Collected data

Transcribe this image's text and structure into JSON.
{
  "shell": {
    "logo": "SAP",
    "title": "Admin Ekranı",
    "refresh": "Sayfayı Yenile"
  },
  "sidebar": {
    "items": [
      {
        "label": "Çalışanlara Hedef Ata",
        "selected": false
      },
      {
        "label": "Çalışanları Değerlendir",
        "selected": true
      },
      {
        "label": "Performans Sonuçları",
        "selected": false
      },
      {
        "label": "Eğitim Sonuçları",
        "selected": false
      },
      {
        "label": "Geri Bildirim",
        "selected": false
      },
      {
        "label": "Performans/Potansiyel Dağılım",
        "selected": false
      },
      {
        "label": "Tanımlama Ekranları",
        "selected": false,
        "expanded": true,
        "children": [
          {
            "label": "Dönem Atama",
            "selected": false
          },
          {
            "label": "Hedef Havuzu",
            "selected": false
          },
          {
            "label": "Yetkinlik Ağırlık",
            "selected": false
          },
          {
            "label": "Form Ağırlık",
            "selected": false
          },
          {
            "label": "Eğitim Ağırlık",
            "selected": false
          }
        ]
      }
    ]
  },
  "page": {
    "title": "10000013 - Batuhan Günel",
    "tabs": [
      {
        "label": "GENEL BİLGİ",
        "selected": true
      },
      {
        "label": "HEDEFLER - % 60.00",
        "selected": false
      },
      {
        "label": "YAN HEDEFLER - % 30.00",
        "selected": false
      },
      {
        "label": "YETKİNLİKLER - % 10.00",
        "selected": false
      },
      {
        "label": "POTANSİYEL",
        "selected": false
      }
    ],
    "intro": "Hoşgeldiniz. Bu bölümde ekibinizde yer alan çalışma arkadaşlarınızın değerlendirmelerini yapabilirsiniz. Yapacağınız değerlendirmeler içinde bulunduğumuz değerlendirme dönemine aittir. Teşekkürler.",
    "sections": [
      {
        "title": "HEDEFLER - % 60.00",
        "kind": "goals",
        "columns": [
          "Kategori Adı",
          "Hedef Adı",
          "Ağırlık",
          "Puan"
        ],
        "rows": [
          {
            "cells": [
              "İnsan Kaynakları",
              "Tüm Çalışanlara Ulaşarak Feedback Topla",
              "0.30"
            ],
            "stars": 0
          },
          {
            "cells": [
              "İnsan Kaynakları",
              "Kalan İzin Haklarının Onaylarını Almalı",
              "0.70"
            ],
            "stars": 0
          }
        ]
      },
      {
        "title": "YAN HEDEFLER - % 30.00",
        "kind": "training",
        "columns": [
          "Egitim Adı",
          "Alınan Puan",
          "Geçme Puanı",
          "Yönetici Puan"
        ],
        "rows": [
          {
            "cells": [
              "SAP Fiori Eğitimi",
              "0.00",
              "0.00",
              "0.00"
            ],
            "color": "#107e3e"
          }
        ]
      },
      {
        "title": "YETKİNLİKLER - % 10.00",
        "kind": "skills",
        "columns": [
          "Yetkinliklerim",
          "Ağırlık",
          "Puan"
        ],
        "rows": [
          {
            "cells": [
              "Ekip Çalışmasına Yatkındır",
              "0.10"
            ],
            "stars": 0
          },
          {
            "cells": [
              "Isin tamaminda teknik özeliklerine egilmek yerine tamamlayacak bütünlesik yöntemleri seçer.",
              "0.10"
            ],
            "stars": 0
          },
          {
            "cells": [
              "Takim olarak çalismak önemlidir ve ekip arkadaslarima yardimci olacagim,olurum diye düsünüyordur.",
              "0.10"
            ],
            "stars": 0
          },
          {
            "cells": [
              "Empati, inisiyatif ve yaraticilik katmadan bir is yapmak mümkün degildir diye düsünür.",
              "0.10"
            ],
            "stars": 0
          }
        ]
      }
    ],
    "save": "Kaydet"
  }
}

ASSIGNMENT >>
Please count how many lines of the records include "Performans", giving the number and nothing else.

WRITTEN REPLY >>
2